- _EXERCISE MATERIALS_
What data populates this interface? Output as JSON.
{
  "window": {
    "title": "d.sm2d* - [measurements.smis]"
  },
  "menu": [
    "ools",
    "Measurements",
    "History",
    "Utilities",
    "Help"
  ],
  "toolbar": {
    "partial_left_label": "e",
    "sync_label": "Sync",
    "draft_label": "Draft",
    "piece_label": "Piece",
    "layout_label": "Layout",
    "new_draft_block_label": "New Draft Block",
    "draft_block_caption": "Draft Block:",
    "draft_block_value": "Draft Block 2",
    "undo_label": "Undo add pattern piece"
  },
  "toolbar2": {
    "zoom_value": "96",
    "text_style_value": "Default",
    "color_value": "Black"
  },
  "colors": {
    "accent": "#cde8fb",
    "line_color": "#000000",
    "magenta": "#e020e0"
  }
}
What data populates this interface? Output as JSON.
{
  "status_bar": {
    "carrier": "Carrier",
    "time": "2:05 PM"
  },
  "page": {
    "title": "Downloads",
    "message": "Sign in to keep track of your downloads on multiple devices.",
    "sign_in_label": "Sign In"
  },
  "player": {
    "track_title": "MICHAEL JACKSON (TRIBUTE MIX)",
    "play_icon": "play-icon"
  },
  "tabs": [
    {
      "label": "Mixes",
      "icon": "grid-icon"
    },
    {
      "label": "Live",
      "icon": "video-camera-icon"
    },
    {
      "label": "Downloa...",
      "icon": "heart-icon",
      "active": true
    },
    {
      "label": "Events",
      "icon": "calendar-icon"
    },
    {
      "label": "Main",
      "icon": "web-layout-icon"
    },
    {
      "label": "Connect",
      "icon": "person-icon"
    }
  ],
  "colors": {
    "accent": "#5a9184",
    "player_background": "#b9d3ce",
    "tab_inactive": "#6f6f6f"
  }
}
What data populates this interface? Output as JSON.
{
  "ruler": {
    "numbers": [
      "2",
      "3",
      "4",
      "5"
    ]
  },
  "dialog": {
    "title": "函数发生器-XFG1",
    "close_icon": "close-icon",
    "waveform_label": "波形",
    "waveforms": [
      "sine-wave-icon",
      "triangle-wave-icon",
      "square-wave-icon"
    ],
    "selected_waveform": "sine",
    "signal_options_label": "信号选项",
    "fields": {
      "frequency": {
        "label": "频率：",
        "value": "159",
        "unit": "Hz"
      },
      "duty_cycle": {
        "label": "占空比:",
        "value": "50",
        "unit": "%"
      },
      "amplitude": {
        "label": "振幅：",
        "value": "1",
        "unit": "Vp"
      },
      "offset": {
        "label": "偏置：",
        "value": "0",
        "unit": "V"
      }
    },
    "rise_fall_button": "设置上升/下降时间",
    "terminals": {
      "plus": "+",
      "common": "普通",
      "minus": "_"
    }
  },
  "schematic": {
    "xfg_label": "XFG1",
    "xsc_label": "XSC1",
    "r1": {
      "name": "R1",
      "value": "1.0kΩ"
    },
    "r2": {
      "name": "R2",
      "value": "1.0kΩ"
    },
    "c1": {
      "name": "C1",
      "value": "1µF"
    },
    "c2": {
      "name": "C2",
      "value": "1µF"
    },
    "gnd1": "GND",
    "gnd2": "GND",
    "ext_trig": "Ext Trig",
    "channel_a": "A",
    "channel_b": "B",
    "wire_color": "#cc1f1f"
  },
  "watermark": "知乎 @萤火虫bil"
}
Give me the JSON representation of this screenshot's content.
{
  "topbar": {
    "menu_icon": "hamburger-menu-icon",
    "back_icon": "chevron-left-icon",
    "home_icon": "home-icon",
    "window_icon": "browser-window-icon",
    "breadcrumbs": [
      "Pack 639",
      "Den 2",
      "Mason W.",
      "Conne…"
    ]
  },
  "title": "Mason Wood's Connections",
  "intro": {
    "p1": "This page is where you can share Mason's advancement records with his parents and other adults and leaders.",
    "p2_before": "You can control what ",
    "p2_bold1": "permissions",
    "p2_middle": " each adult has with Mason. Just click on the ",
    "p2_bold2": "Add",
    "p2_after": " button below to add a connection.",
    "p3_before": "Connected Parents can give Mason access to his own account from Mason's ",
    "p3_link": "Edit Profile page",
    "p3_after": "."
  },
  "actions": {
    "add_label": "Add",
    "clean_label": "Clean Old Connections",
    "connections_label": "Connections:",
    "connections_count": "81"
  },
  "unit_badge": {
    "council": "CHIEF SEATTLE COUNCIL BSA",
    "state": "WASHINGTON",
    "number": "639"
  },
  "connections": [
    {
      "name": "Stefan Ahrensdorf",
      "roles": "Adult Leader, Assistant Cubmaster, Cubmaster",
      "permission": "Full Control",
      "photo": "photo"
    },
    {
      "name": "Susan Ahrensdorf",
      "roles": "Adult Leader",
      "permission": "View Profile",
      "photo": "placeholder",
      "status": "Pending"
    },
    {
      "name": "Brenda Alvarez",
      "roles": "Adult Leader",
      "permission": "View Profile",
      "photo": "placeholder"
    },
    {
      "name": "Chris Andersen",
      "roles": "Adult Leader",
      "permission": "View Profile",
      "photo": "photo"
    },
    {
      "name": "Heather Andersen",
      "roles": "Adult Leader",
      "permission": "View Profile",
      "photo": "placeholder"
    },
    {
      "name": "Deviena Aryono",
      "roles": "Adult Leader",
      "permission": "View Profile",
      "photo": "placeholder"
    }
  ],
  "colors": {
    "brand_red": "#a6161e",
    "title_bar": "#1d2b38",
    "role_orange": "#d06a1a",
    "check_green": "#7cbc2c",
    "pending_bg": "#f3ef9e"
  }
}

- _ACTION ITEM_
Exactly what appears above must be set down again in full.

- _RESULT OF THE TASK_
What data populates this interface? Output as JSON.
{
  "window": {
    "title": "d.sm2d* - [measurements.smis]"
  },
  "menu": [
    "ools",
    "Measurements",
    "History",
    "Utilities",
    "Help"
  ],
  "toolbar": {
    "partial_left_label": "e",
    "sync_label": "Sync",
    "draft_label": "Draft",
    "piece_label": "Piece",
    "layout_label": "Layout",
    "new_draft_block_label": "New Draft Block",
    "draft_block_caption": "Draft Block:",
    "draft_block_value": "Draft Block 2",
    "undo_label": "Undo add pattern piece"
  },
  "toolbar2": {
    "zoom_value": "96",
    "text_style_value": "Default",
    "color_value": "Black"
  },
  "colors": {
    "accent": "#cde8fb",
    "line_color": "#000000",
    "magenta": "#e020e0"
  }
}
What data populates this interface? Output as JSON.
{
  "status_bar": {
    "carrier": "Carrier",
    "time": "2:05 PM"
  },
  "page": {
    "title": "Downloads",
    "message": "Sign in to keep track of your downloads on multiple devices.",
    "sign_in_label": "Sign In"
  },
  "player": {
    "track_title": "MICHAEL JACKSON (TRIBUTE MIX)",
    "play_icon": "play-icon"
  },
  "tabs": [
    {
      "label": "Mixes",
      "icon": "grid-icon"
    },
    {
      "label": "Live",
      "icon": "video-camera-icon"
    },
    {
      "label": "Downloa...",
      "icon": "heart-icon",
      "active": true
    },
    {
      "label": "Events",
      "icon": "calendar-icon"
    },
    {
      "label": "Main",
      "icon": "web-layout-icon"
    },
    {
      "label": "Connect",
      "icon": "person-icon"
    }
  ],
  "colors": {
    "accent": "#5a9184",
    "player_background": "#b9d3ce",
    "tab_inactive": "#6f6f6f"
  }
}
What data populates this interface? Output as JSON.
{
  "ruler": {
    "numbers": [
      "2",
      "3",
      "4",
      "5"
    ]
  },
  "dialog": {
    "title": "函数发生器-XFG1",
    "close_icon": "close-icon",
    "waveform_label": "波形",
    "waveforms": [
      "sine-wave-icon",
      "triangle-wave-icon",
      "square-wave-icon"
    ],
    "selected_waveform": "sine",
    "signal_options_label": "信号选项",
    "fields": {
      "frequency": {
        "label": "频率：",
        "value": "159",
        "unit": "Hz"
      },
      "duty_cycle": {
        "label": "占空比:",
        "value": "50",
        "unit": "%"
      },
      "amplitude": {
        "label": "振幅：",
        "value": "1",
        "unit": "Vp"
      },
      "offset": {
        "label": "偏置：",
        "value": "0",
        "unit": "V"
      }
    },
    "rise_fall_button": "设置上升/下降时间",
    "terminals": {
      "plus": "+",
      "common": "普通",
      "minus": "_"
    }
  },
  "schematic": {
    "xfg_label": "XFG1",
    "xsc_label": "XSC1",
    "r1": {
      "name": "R1",
      "value": "1.0kΩ"
    },
    "r2": {
      "name": "R2",
      "value": "1.0kΩ"
    },
    "c1": {
      "name": "C1",
      "value": "1µF"
    },
    "c2": {
      "name": "C2",
      "value": "1µF"
    },
    "gnd1": "GND",
    "gnd2": "GND",
    "ext_trig": "Ext Trig",
    "channel_a": "A",
    "channel_b": "B",
    "wire_color": "#cc1f1f"
  },
  "watermark": "知乎 @萤火虫bil"
}
Give me the JSON representation of this screenshot's content.
{
  "topbar": {
    "menu_icon": "hamburger-menu-icon",
    "back_icon": "chevron-left-icon",
    "home_icon": "home-icon",
    "window_icon": "browser-window-icon",
    "breadcrumbs": [
      "Pack 639",
      "Den 2",
      "Mason W.",
      "Conne…"
    ]
  },
  "title": "Mason Wood's Connections",
  "intro": {
    "p1": "This page is where you can share Mason's advancement records with his parents and other adults and leaders.",
    "p2_before": "You can control what ",
    "p2_bold1": "permissions",
    "p2_middle": " each adult has with Mason. Just click on the ",
    "p2_bold2": "Add",
    "p2_after": " button below to add a connection.",
    "p3_before": "Connected Parents can give Mason access to his own account from Mason's ",
    "p3_link": "Edit Profile page",
    "p3_after": "."
  },
  "actions": {
    "add_label": "Add",
    "clean_label": "Clean Old Connections",
    "connections_label": "Connections:",
    "connections_count": "81"
  },
  "unit_badge": {
    "council": "CHIEF SEATTLE COUNCIL BSA",
    "state": "WASHINGTON",
    "number": "639"
  },
  "connections": [
    {
      "name": "Stefan Ahrensdorf",
      "roles": "Adult Leader, Assistant Cubmaster, Cubmaster",
      "permission": "Full Control",
      "photo": "photo"
    },
    {
      "name": "Susan Ahrensdorf",
      "roles": "Adult Leader",
      "permission": "View Profile",
      "photo": "placeholder",
      "status": "Pending"
    },
    {
      "name": "Brenda Alvarez",
      "roles": "Adult Leader",
      "permission": "View Profile",
      "photo": "placeholder"
    },
    {
      "name": "Chris Andersen",
      "roles": "Adult Leader",
      "permission": "View Profile",
      "photo": "photo"
    },
    {
      "name": "Heather Andersen",
      "roles": "Adult Leader",
      "permission": "View Profile",
      "photo": "placeholder"
    },
    {
      "name": "Deviena Aryono",
      "roles": "Adult Leader",
      "permission": "View Profile",
      "photo": "placeholder"
    }
  ],
  "colors": {
    "brand_red": "#a6161e",
    "title_bar": "#1d2b38",
    "role_orange": "#d06a1a",
    "check_green": "#7cbc2c",
    "pending_bg": "#f3ef9e"
  }
}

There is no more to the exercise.